--- PROVIDED ENTRIES ---
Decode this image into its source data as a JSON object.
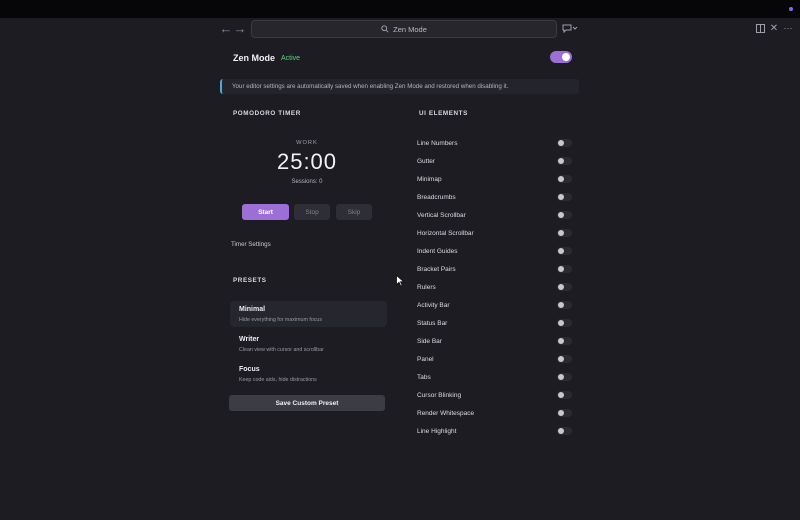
{
  "search": {
    "text": "Zen Mode"
  },
  "zen": {
    "title": "Zen Mode",
    "badge": "Active",
    "enabled": true
  },
  "info": {
    "text": "Your editor settings are automatically saved when enabling Zen Mode and restored when disabling it."
  },
  "pomodoro": {
    "section_title": "POMODORO TIMER",
    "mode": "WORK",
    "time": "25:00",
    "sessions": "Sessions: 0",
    "start_label": "Start",
    "stop_label": "Stop",
    "skip_label": "Skip",
    "settings_label": "Timer Settings"
  },
  "presets": {
    "section_title": "PRESETS",
    "items": [
      {
        "name": "Minimal",
        "desc": "Hide everything for maximum focus"
      },
      {
        "name": "Writer",
        "desc": "Clean view with cursor and scrollbar"
      },
      {
        "name": "Focus",
        "desc": "Keep code aids, hide distractions"
      }
    ],
    "save_label": "Save Custom Preset"
  },
  "ui_elements": {
    "section_title": "UI ELEMENTS",
    "items": [
      {
        "label": "Line Numbers",
        "on": false
      },
      {
        "label": "Gutter",
        "on": false
      },
      {
        "label": "Minimap",
        "on": false
      },
      {
        "label": "Breadcrumbs",
        "on": false
      },
      {
        "label": "Vertical Scrollbar",
        "on": false
      },
      {
        "label": "Horizontal Scrollbar",
        "on": false
      },
      {
        "label": "Indent Guides",
        "on": false
      },
      {
        "label": "Bracket Pairs",
        "on": false
      },
      {
        "label": "Rulers",
        "on": false
      },
      {
        "label": "Activity Bar",
        "on": false
      },
      {
        "label": "Status Bar",
        "on": false
      },
      {
        "label": "Side Bar",
        "on": false
      },
      {
        "label": "Panel",
        "on": false
      },
      {
        "label": "Tabs",
        "on": false
      },
      {
        "label": "Cursor Blinking",
        "on": false
      },
      {
        "label": "Render Whitespace",
        "on": false
      },
      {
        "label": "Line Highlight",
        "on": false
      }
    ]
  },
  "icons": {
    "back": "arrow-left-icon",
    "forward": "arrow-right-icon",
    "search": "search-icon",
    "copilot": "chat-icon",
    "layout": "split-layout-icon",
    "close": "close-icon",
    "more": "more-icon"
  },
  "colors": {
    "accent": "#9c6fd6",
    "active_badge": "#5fd088",
    "info_border": "#4ea9d8"
  }
}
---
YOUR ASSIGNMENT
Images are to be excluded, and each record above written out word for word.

RESPONSE BELOW
Decode this image into its source data as a JSON object.
{
  "search": {
    "text": "Zen Mode"
  },
  "zen": {
    "title": "Zen Mode",
    "badge": "Active",
    "enabled": true
  },
  "info": {
    "text": "Your editor settings are automatically saved when enabling Zen Mode and restored when disabling it."
  },
  "pomodoro": {
    "section_title": "POMODORO TIMER",
    "mode": "WORK",
    "time": "25:00",
    "sessions": "Sessions: 0",
    "start_label": "Start",
    "stop_label": "Stop",
    "skip_label": "Skip",
    "settings_label": "Timer Settings"
  },
  "presets": {
    "section_title": "PRESETS",
    "items": [
      {
        "name": "Minimal",
        "desc": "Hide everything for maximum focus"
      },
      {
        "name": "Writer",
        "desc": "Clean view with cursor and scrollbar"
      },
      {
        "name": "Focus",
        "desc": "Keep code aids, hide distractions"
      }
    ],
    "save_label": "Save Custom Preset"
  },
  "ui_elements": {
    "section_title": "UI ELEMENTS",
    "items": [
      {
        "label": "Line Numbers",
        "on": false
      },
      {
        "label": "Gutter",
        "on": false
      },
      {
        "label": "Minimap",
        "on": false
      },
      {
        "label": "Breadcrumbs",
        "on": false
      },
      {
        "label": "Vertical Scrollbar",
        "on": false
      },
      {
        "label": "Horizontal Scrollbar",
        "on": false
      },
      {
        "label": "Indent Guides",
        "on": false
      },
      {
        "label": "Bracket Pairs",
        "on": false
      },
      {
        "label": "Rulers",
        "on": false
      },
      {
        "label": "Activity Bar",
        "on": false
      },
      {
        "label": "Status Bar",
        "on": false
      },
      {
        "label": "Side Bar",
        "on": false
      },
      {
        "label": "Panel",
        "on": false
      },
      {
        "label": "Tabs",
        "on": false
      },
      {
        "label": "Cursor Blinking",
        "on": false
      },
      {
        "label": "Render Whitespace",
        "on": false
      },
      {
        "label": "Line Highlight",
        "on": false
      }
    ]
  },
  "icons": {
    "back": "arrow-left-icon",
    "forward": "arrow-right-icon",
    "search": "search-icon",
    "copilot": "chat-icon",
    "layout": "split-layout-icon",
    "close": "close-icon",
    "more": "more-icon"
  },
  "colors": {
    "accent": "#9c6fd6",
    "active_badge": "#5fd088",
    "info_border": "#4ea9d8"
  }
}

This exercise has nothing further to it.